_DATASET EXCERPTS_.
--------------------
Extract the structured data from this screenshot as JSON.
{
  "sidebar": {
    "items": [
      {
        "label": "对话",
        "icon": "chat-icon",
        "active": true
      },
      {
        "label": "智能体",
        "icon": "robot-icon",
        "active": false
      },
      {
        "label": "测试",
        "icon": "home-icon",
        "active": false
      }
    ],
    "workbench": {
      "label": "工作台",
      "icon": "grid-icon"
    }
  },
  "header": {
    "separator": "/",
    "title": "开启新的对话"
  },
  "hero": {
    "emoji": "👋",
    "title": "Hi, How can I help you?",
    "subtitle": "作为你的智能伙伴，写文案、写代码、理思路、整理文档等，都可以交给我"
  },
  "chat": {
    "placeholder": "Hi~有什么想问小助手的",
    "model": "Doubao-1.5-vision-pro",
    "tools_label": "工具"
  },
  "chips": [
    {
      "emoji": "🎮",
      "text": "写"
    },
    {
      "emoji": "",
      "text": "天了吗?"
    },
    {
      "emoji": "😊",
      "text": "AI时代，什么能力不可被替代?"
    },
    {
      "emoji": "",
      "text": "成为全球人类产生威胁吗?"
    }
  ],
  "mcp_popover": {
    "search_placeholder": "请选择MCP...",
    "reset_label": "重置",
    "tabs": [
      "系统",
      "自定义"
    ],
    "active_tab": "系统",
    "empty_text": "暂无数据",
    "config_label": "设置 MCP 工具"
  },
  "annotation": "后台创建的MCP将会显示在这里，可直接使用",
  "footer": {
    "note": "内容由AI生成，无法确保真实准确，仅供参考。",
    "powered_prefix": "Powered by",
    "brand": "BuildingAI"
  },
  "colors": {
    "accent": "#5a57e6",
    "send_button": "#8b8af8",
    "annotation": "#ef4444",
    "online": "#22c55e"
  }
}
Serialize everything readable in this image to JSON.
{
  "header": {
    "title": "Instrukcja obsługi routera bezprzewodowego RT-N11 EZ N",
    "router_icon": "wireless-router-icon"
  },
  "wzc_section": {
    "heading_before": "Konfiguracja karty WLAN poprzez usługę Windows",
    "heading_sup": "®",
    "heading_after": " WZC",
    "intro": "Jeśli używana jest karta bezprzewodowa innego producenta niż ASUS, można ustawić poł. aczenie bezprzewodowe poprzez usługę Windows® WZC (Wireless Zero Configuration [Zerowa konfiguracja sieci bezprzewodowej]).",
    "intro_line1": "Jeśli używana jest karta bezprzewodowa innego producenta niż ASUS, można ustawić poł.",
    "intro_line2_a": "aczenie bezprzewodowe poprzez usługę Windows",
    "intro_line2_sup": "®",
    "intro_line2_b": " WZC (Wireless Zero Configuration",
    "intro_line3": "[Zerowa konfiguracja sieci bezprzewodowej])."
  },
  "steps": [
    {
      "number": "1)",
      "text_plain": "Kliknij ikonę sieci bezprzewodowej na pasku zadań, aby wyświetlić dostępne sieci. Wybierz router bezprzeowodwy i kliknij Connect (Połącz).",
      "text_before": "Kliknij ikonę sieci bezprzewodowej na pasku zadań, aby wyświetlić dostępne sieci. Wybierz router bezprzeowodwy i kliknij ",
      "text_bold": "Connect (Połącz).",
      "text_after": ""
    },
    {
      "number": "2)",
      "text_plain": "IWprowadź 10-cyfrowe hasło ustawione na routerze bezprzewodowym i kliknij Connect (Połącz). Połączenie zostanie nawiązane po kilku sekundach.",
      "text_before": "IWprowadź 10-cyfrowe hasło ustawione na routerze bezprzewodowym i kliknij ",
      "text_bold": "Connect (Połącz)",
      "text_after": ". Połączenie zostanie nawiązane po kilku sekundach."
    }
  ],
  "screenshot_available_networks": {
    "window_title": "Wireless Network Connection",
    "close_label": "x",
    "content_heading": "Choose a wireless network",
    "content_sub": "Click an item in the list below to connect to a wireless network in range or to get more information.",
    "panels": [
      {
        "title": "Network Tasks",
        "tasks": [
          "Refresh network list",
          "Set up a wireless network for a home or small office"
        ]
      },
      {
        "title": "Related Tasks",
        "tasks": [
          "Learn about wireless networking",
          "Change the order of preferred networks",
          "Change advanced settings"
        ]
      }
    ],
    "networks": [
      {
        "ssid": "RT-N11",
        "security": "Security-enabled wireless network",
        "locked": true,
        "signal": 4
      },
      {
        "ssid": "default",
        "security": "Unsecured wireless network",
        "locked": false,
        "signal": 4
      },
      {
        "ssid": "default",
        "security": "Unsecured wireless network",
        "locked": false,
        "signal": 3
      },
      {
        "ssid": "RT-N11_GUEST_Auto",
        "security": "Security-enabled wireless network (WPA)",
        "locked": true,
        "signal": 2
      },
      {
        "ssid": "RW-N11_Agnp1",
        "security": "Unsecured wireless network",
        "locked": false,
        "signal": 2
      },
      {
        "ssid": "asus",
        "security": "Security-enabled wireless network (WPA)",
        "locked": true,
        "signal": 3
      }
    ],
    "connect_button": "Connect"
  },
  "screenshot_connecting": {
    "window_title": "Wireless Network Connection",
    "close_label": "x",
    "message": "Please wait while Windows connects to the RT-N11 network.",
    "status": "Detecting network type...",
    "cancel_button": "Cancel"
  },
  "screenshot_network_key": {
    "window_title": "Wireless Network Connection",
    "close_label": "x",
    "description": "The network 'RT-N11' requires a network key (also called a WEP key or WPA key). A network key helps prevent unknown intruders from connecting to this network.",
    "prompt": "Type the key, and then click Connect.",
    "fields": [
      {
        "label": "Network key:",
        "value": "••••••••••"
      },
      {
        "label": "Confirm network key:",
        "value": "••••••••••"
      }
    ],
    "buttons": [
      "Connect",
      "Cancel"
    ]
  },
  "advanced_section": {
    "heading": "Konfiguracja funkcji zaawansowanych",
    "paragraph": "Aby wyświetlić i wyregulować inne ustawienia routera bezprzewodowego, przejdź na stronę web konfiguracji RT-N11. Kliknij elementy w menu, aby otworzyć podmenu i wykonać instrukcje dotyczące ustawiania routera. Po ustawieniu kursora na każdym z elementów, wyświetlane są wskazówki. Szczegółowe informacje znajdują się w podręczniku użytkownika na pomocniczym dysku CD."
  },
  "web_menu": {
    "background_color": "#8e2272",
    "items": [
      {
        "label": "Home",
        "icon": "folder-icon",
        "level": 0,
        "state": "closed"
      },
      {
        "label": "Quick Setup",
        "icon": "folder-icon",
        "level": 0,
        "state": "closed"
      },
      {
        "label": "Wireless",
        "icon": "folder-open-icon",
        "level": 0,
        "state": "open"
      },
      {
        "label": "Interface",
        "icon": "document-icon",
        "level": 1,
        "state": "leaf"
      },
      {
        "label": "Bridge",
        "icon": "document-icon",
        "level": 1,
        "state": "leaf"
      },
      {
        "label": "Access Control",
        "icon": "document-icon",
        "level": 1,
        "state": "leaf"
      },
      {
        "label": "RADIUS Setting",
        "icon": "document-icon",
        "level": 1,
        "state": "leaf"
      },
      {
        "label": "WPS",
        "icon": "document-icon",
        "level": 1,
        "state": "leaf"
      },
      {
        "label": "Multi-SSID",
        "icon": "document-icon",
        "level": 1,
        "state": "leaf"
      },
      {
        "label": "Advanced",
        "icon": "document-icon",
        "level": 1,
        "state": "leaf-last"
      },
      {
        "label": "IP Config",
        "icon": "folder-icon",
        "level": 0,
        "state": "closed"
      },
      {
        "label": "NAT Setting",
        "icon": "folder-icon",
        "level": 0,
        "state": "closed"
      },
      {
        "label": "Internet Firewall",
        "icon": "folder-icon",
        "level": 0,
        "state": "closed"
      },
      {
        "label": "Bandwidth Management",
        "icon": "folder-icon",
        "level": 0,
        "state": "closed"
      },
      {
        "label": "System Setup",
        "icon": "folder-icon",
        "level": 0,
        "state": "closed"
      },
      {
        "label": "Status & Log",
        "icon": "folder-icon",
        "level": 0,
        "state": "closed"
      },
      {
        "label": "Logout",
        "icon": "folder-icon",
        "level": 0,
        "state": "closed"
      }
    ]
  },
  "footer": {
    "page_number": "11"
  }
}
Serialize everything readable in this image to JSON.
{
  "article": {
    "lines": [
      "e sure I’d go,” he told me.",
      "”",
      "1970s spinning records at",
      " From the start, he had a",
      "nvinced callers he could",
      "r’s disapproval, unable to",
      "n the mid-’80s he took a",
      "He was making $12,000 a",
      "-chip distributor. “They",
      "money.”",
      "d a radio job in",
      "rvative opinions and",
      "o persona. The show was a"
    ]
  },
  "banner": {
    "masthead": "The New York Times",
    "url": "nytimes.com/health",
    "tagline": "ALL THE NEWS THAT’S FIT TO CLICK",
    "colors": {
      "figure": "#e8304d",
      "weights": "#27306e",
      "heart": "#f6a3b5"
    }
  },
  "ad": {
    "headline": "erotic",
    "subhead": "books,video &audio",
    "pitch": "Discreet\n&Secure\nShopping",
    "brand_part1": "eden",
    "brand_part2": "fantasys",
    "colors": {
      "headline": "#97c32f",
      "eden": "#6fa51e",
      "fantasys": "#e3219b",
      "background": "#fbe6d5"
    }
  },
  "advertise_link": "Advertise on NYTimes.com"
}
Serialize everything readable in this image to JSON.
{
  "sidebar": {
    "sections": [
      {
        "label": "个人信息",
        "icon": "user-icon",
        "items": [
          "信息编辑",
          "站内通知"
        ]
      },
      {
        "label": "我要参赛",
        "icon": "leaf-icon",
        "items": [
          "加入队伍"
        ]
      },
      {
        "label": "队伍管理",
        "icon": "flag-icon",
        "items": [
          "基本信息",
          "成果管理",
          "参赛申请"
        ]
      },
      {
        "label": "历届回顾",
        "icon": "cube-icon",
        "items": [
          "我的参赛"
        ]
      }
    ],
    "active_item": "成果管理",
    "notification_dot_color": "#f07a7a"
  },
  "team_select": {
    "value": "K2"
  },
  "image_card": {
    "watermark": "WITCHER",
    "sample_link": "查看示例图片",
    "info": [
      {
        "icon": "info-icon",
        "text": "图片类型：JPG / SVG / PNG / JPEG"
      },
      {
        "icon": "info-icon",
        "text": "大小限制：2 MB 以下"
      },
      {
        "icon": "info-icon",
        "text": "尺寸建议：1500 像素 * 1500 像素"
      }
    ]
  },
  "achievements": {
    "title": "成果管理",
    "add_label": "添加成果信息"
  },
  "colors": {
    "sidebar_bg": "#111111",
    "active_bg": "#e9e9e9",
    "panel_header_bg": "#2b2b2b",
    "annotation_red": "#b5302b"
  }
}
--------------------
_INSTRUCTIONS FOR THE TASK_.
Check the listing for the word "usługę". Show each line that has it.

_REPLY_.
    "heading_before": "Konfiguracja karty WLAN poprzez usługę Windows",
    "intro": "Jeśli używana jest karta bezprzewodowa innego producenta niż ASUS, można ustawić poł. aczenie bezprzewodowe poprzez usługę Windows® WZC (Wireless Zero Configuration [Zerowa konfiguracja sieci bezprzewodowej]).",
    "intro_line2_a": "aczenie bezprzewodowe poprzez usługę Windows",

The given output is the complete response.